Origin of Seven Stars

Origin of Seven Stars
Location of the encyclopedia

Korean Folk Literature > Folk tales > Mythology

Writer KimHeonsun(金憲宣)
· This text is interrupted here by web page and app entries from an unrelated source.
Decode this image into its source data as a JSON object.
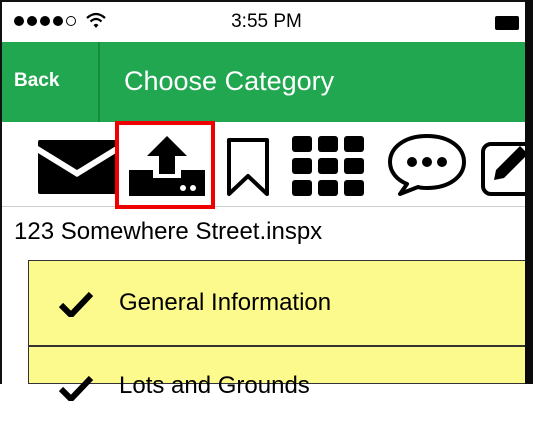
{
  "status_bar": {
    "time": "3:55 PM",
    "signal_icon": "signal-dots-icon",
    "wifi_icon": "wifi-icon",
    "battery_icon": "battery-icon"
  },
  "nav": {
    "back_label": "Back",
    "title": "Choose Category",
    "accent_color": "#21a750"
  },
  "toolbar": {
    "icons": [
      "envelope-icon",
      "upload-icon",
      "bookmark-icon",
      "grid-icon",
      "chat-bubble-icon",
      "edit-icon"
    ],
    "highlighted": "upload-icon",
    "highlight_color": "#e00000"
  },
  "document": {
    "filename": "123 Somewhere Street.inspx"
  },
  "categories": [
    {
      "label": "General Information",
      "checked": true
    },
    {
      "label": "Lots and Grounds",
      "checked": true
    }
  ],
  "list_background": "#fcf98d"
}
“Chilseongbonpuri”is a shamanic myth that narrates the birth and the deification of Chilseongsin (Seven Stars), a snake god that oversees the fortunes of a family. It is recited as part of household ritual to pray for success in business, or rituals held to chase away trouble related to snakes. The plot can be summarized as follows: State Official Jang Seol-ryong and his wife Song Seol-ryong are unable to conceive into their later years and by praying to Buddha at a temple, they give birth to a daughter. One day while her parents are out, she is impregnated by a monk. As a punishment her parents put her in a metal box and throw it into the sea, and she drifts on the water until she reached Jeju Island, where she tries to climb on shore but village gods (dangsin) appeared wherever she went, keeping her away. She finally reaches the shore at Hamdeok Village, where she is discovered by divers and fishermen, who saw that the child and her babies had turned into snakes, and turned away, condemning them as dirty, ugly creatures. In response to this, Chilseong (Seven Stars) brought them a bad omen and they worshipped Chilseong as ancestral god Josang, and upon worshipping Chilseong, the divers and fishermen acquired great riches. When the villagers found out, they all began to worship Chilseong, abandoning the shrine for the village guardian deity (bonhyangdang), which in turn caused Seomulhalmang, the guardian deity of Hamdeok, to persecute Chilseong. To seek shelter, Chilseong fled to Jeju Fortress, but at Gwandeok Pavilion, visitors harassed them and they headed to Sanji Stream, where they met the daughter- in-law of the Song family from Chilseong Street and followed her home. The Song family began to worship Chilseong as their ancestral god and Chilseong made them very rich. Chilseong later scattered to different places: the youngest was enshrined as the outdoor deity Batchilseong; the mother as the indoor deity Anchilseong, protecting the grains in the house to make the family rich; the rest respectively deified and enshrined as Harvest Guardian, Court Guardian, Prison Guardian, Orchard Guardian, Shed Guardian and State Office Guardian. Since then Chilseong has come to be worshipped on Jeju as a common god. The depiction of featured deities as snakes makes this bonpuri, or shamanic origin myth from Jeju, an exception among the island’s origin narratives of the common gods. The people of Jeju view snake sightings as a bad omen, and causing harm to snakes is considered taboo, believing that such acts will result in grave punishment. This myth can also be interpreted as a depiction of how the ancestral god Josang transformed into a common god, with some characteristics borrowed from other bonpuri categories, of village guardian gods or ancestral gods.“Chilseongbonpuri”also serves as an important source in the research of a wide range of topics, including the relationship of influence among shamanic myths from around the peninsula; influence among the various types of Korea’s shamanic myths; and the shifts in the transmission of snake worship.